Dataset excerpts:
*** Block opens ***
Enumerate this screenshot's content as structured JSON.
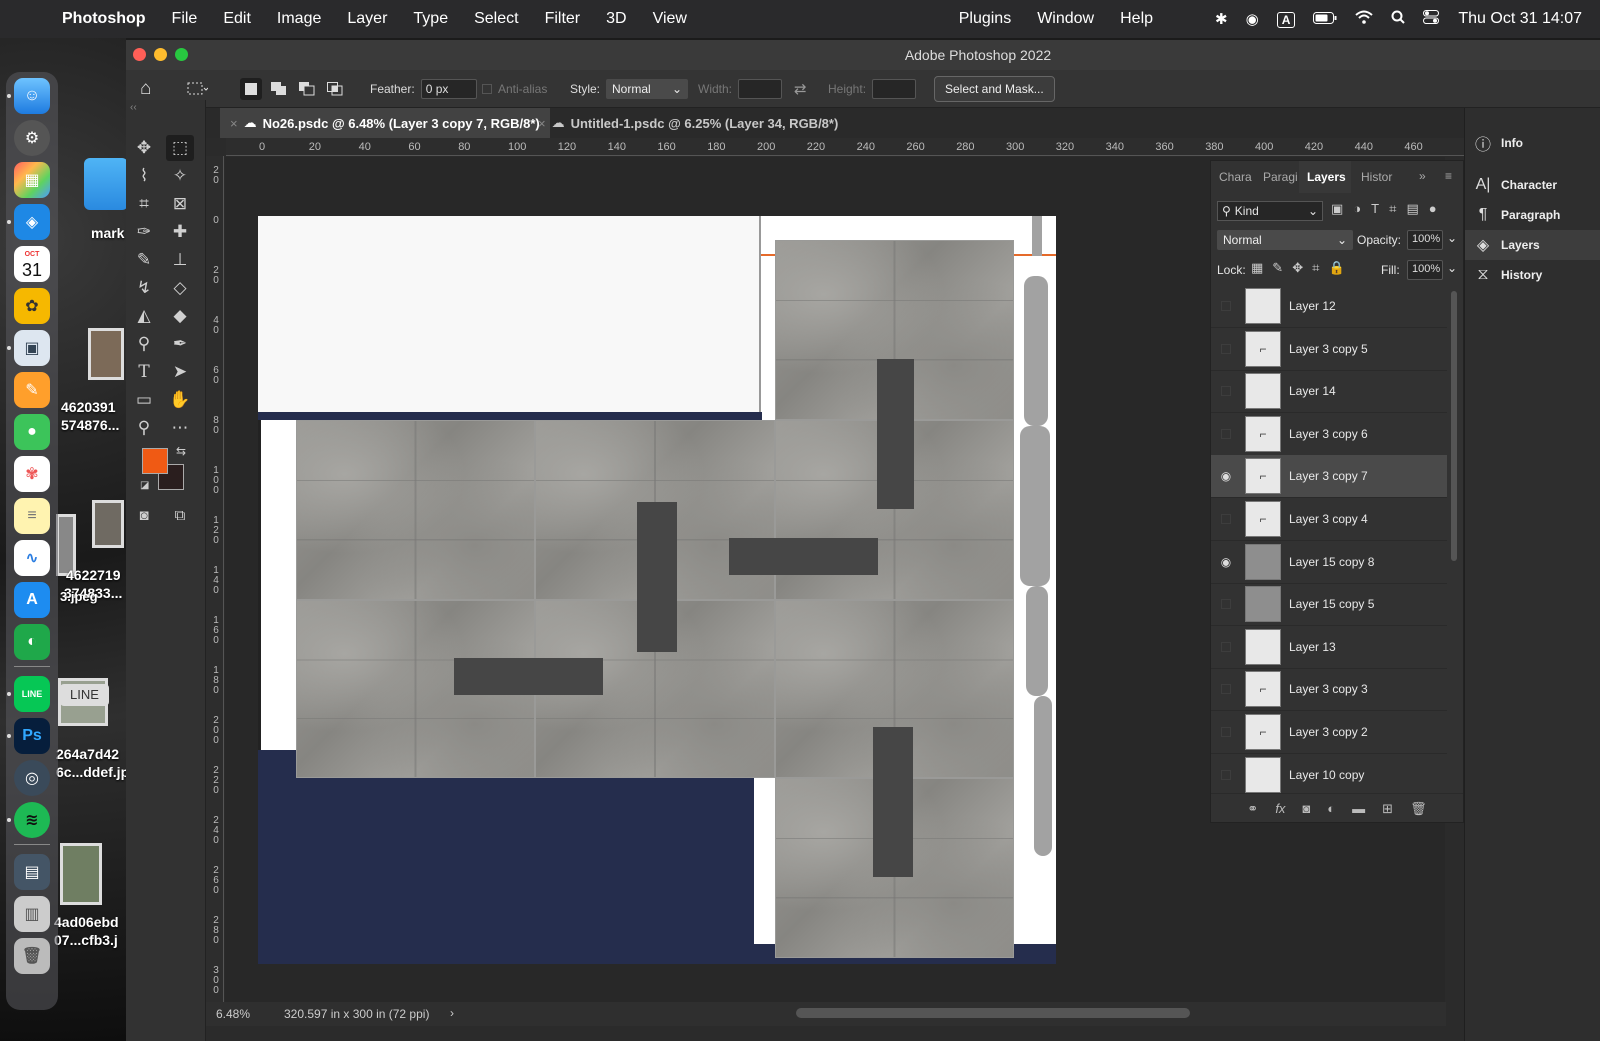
{
  "menubar": {
    "apple": "",
    "app_name": "Photoshop",
    "items": [
      "File",
      "Edit",
      "Image",
      "Layer",
      "Type",
      "Select",
      "Filter",
      "3D",
      "View"
    ],
    "plugins": "Plugins",
    "window": "Window",
    "help": "Help",
    "input_source": "A",
    "clock": "Thu Oct 31  14:07"
  },
  "desktop": {
    "labels": [
      "mark",
      "4620391",
      "574876...",
      "4622719",
      "374833...",
      "3.jpeg",
      "264a7d42",
      "6c...ddef.jp",
      "4ad06ebd",
      "07...cfb3.j"
    ],
    "line_badge": "LINE"
  },
  "dock": {
    "calendar_month": "OCT",
    "calendar_day": "31",
    "ps_label": "Ps"
  },
  "window": {
    "title": "Adobe Photoshop 2022"
  },
  "options": {
    "feather_label": "Feather:",
    "feather_value": "0 px",
    "antialias_label": "Anti-alias",
    "style_label": "Style:",
    "style_value": "Normal",
    "width_label": "Width:",
    "height_label": "Height:",
    "select_mask": "Select and Mask..."
  },
  "tabs": [
    {
      "label": "No26.psdc @ 6.48% (Layer 3 copy 7, RGB/8*)"
    },
    {
      "label": "Untitled-1.psdc @ 6.25% (Layer 34, RGB/8*)"
    }
  ],
  "ruler": {
    "h_ticks": [
      "0",
      "20",
      "40",
      "60",
      "80",
      "100",
      "120",
      "140",
      "160",
      "180",
      "200",
      "220",
      "240",
      "260",
      "280",
      "300",
      "320",
      "340",
      "360",
      "380",
      "400",
      "420",
      "440",
      "460"
    ],
    "v_ticks": [
      "2 0",
      "0",
      "2 0",
      "4 0",
      "6 0",
      "8 0",
      "1 0 0",
      "1 2 0",
      "1 4 0",
      "1 6 0",
      "1 8 0",
      "2 0 0",
      "2 2 0",
      "2 4 0",
      "2 6 0",
      "2 8 0",
      "3 0 0"
    ]
  },
  "status": {
    "zoom": "6.48%",
    "doc_size": "320.597 in x 300 in (72 ppi)",
    "arrow": "›"
  },
  "layers_panel": {
    "tabs": [
      "Chara",
      "Paragi",
      "Layers",
      "Histor"
    ],
    "kind_label": "Kind",
    "blend_mode": "Normal",
    "opacity_label": "Opacity:",
    "opacity_value": "100%",
    "lock_label": "Lock:",
    "fill_label": "Fill:",
    "fill_value": "100%",
    "layers": [
      {
        "name": "Layer 12",
        "visible": false
      },
      {
        "name": "Layer 3 copy 5",
        "visible": false
      },
      {
        "name": "Layer 14",
        "visible": false
      },
      {
        "name": "Layer 3 copy 6",
        "visible": false
      },
      {
        "name": "Layer 3 copy 7",
        "visible": true
      },
      {
        "name": "Layer 3 copy 4",
        "visible": false
      },
      {
        "name": "Layer 15 copy 8",
        "visible": true
      },
      {
        "name": "Layer 15 copy 5",
        "visible": false
      },
      {
        "name": "Layer 13",
        "visible": false
      },
      {
        "name": "Layer 3 copy 3",
        "visible": false
      },
      {
        "name": "Layer 3 copy 2",
        "visible": false
      },
      {
        "name": "Layer 10 copy",
        "visible": false
      }
    ],
    "footer_fx": "fx"
  },
  "side_panels": {
    "info": "Info",
    "character": "Character",
    "paragraph": "Paragraph",
    "layers": "Layers",
    "history": "History"
  },
  "colors": {
    "foreground": "#f05a14",
    "background": "#2a1e1e",
    "navy": "#252d4d",
    "accent_line": "#e56a2a"
  }
}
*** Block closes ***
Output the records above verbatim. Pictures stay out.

ANSWER TO THE EXERCISE:
Enumerate this screenshot's content as structured JSON.
{
  "menubar": {
    "apple": "",
    "app_name": "Photoshop",
    "items": [
      "File",
      "Edit",
      "Image",
      "Layer",
      "Type",
      "Select",
      "Filter",
      "3D",
      "View"
    ],
    "plugins": "Plugins",
    "window": "Window",
    "help": "Help",
    "input_source": "A",
    "clock": "Thu Oct 31  14:07"
  },
  "desktop": {
    "labels": [
      "mark",
      "4620391",
      "574876...",
      "4622719",
      "374833...",
      "3.jpeg",
      "264a7d42",
      "6c...ddef.jp",
      "4ad06ebd",
      "07...cfb3.j"
    ],
    "line_badge": "LINE"
  },
  "dock": {
    "calendar_month": "OCT",
    "calendar_day": "31",
    "ps_label": "Ps"
  },
  "window": {
    "title": "Adobe Photoshop 2022"
  },
  "options": {
    "feather_label": "Feather:",
    "feather_value": "0 px",
    "antialias_label": "Anti-alias",
    "style_label": "Style:",
    "style_value": "Normal",
    "width_label": "Width:",
    "height_label": "Height:",
    "select_mask": "Select and Mask..."
  },
  "tabs": [
    {
      "label": "No26.psdc @ 6.48% (Layer 3 copy 7, RGB/8*)"
    },
    {
      "label": "Untitled-1.psdc @ 6.25% (Layer 34, RGB/8*)"
    }
  ],
  "ruler": {
    "h_ticks": [
      "0",
      "20",
      "40",
      "60",
      "80",
      "100",
      "120",
      "140",
      "160",
      "180",
      "200",
      "220",
      "240",
      "260",
      "280",
      "300",
      "320",
      "340",
      "360",
      "380",
      "400",
      "420",
      "440",
      "460"
    ],
    "v_ticks": [
      "2 0",
      "0",
      "2 0",
      "4 0",
      "6 0",
      "8 0",
      "1 0 0",
      "1 2 0",
      "1 4 0",
      "1 6 0",
      "1 8 0",
      "2 0 0",
      "2 2 0",
      "2 4 0",
      "2 6 0",
      "2 8 0",
      "3 0 0"
    ]
  },
  "status": {
    "zoom": "6.48%",
    "doc_size": "320.597 in x 300 in (72 ppi)",
    "arrow": "›"
  },
  "layers_panel": {
    "tabs": [
      "Chara",
      "Paragi",
      "Layers",
      "Histor"
    ],
    "kind_label": "Kind",
    "blend_mode": "Normal",
    "opacity_label": "Opacity:",
    "opacity_value": "100%",
    "lock_label": "Lock:",
    "fill_label": "Fill:",
    "fill_value": "100%",
    "layers": [
      {
        "name": "Layer 12",
        "visible": false
      },
      {
        "name": "Layer 3 copy 5",
        "visible": false
      },
      {
        "name": "Layer 14",
        "visible": false
      },
      {
        "name": "Layer 3 copy 6",
        "visible": false
      },
      {
        "name": "Layer 3 copy 7",
        "visible": true
      },
      {
        "name": "Layer 3 copy 4",
        "visible": false
      },
      {
        "name": "Layer 15 copy 8",
        "visible": true
      },
      {
        "name": "Layer 15 copy 5",
        "visible": false
      },
      {
        "name": "Layer 13",
        "visible": false
      },
      {
        "name": "Layer 3 copy 3",
        "visible": false
      },
      {
        "name": "Layer 3 copy 2",
        "visible": false
      },
      {
        "name": "Layer 10 copy",
        "visible": false
      }
    ],
    "footer_fx": "fx"
  },
  "side_panels": {
    "info": "Info",
    "character": "Character",
    "paragraph": "Paragraph",
    "layers": "Layers",
    "history": "History"
  },
  "colors": {
    "foreground": "#f05a14",
    "background": "#2a1e1e",
    "navy": "#252d4d",
    "accent_line": "#e56a2a"
  }
}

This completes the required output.